Scottish gaming industry on ’30 year journey’, says tech entrepreneur Van der Kuyl
The games industry in SCOTLAND is still creating a “truly indigenous sector,” according to tech entrepreneur Chris van der Kuyl.
The Dundee-based gaming veteran speaking on the Go Radio Business Show with Hunter & Haughey yesterday, credited Sir Clive Sinclair, who died earlier this month, for opening up affordable access to computers to a generation of game developers today.
Mr. Van der Kuyl, co-founder and president of game developer 4J Studios, best known for adapting the hit game Minecraft for a multitude of different consoles, said: “Without Clive Sinclair, many of us in the The gaming industry wouldn’t be there – Dundee Today there are more game developers per capita than anywhere on Earth.
The city, of course, has become the birthplace of Grand Theft Auto, one of the best-selling video games of all time. And today, the games industry is bigger in terms of revenue than all other segments of the entertainment industry combined, he noted.
Mr. Van der Kuyl described Sinclair, the creator of the ZX80, the UK’s first mainstream home computer, followed by the ZX81 and ZX Spectrum, in the early 1980s, as “Elon Musk of today” , recalling how Sir Clive brought the manufacture of the ZX Spectrum to the Timex factory in Dundee.
Mr Van der Kuyl, who studied computer science at the University of Edinburgh, recalled how a visit to Silicon Valley in San Francisco had made him decide to start his own tech company in Scotland.
Mr Van der Kuyl said his Polish and Dutch ancestors opened him up to always ‘looking outward’ and striving to be an entrepreneur.
He started 4J Studios with his school friend Paddy Burns – 4J is a reference to Dundee’s famous ‘jute, jam and journalism’ nickname with controllers depicting the fourth ‘J’ – in 2005.
The games industry in Scotland, he said, had started to develop in the last decade, but it is the next decade when the huge economic benefit will come.

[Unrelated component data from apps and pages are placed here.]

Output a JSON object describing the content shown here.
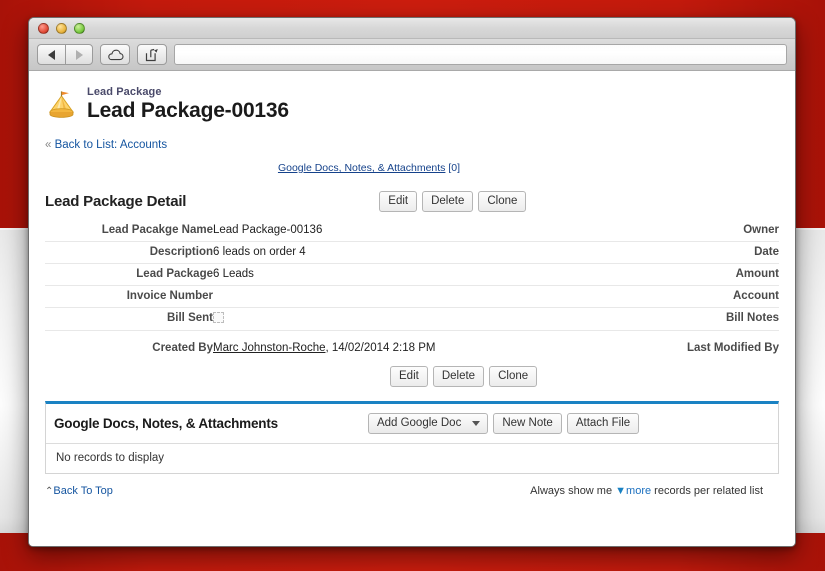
{
  "desktop": {
    "background_color": "#c41a0d",
    "band_color": "#f2f2f2"
  },
  "browser": {
    "window_controls": [
      "close",
      "minimize",
      "zoom"
    ],
    "back_icon": "back-arrow-icon",
    "forward_icon": "forward-arrow-icon",
    "cloud_icon": "icloud-icon",
    "share_icon": "share-icon",
    "address": {
      "value": "",
      "placeholder": ""
    }
  },
  "record": {
    "icon": "lead-package-tent-icon",
    "kind": "Lead Package",
    "title": "Lead Package-00136",
    "back_to_list_prefix": "«",
    "back_to_list_label": "Back to List:",
    "back_to_list_target": "Accounts",
    "top_link_label": "Google Docs, Notes, & Attachments",
    "top_link_count": "[0]"
  },
  "detail": {
    "title": "Lead Package Detail",
    "buttons": [
      "Edit",
      "Delete",
      "Clone"
    ],
    "rows": [
      {
        "label": "Lead Pacakge Name",
        "value": "Lead Package-00136",
        "right_label": "Owner",
        "right_value": ""
      },
      {
        "label": "Description",
        "value": "6 leads on order 4",
        "right_label": "Date",
        "right_value": ""
      },
      {
        "label": "Lead Package",
        "value": "6 Leads",
        "right_label": "Amount",
        "right_value": ""
      },
      {
        "label": "Invoice Number",
        "value": "",
        "right_label": "Account",
        "right_value": ""
      },
      {
        "label": "Bill Sent",
        "value": "",
        "right_label": "Bill Notes",
        "right_value": "",
        "checkbox": true,
        "checked": false
      }
    ],
    "system": {
      "label": "Created By",
      "user": "Marc Johnston-Roche",
      "timestamp": ", 14/02/2014 2:18 PM",
      "right_label": "Last Modified By",
      "right_value": ""
    },
    "footer_buttons": [
      "Edit",
      "Delete",
      "Clone"
    ]
  },
  "related_list": {
    "title": "Google Docs, Notes, & Attachments",
    "dropdown_label": "Add Google Doc",
    "buttons": [
      "New Note",
      "Attach File"
    ],
    "empty_text": "No records to display",
    "accent_color": "#1a82c3"
  },
  "page_footer": {
    "back_to_top_caret": "⌃",
    "back_to_top": "Back To Top",
    "show_prefix": "Always show me",
    "show_link": "more",
    "show_suffix": "records per related list"
  }
}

“It really is a 30 year journey if you really want to build an indigenous sector and it is important that there are companies that give money back to shareholders in Scotland as well as money that goes back to New York. . ”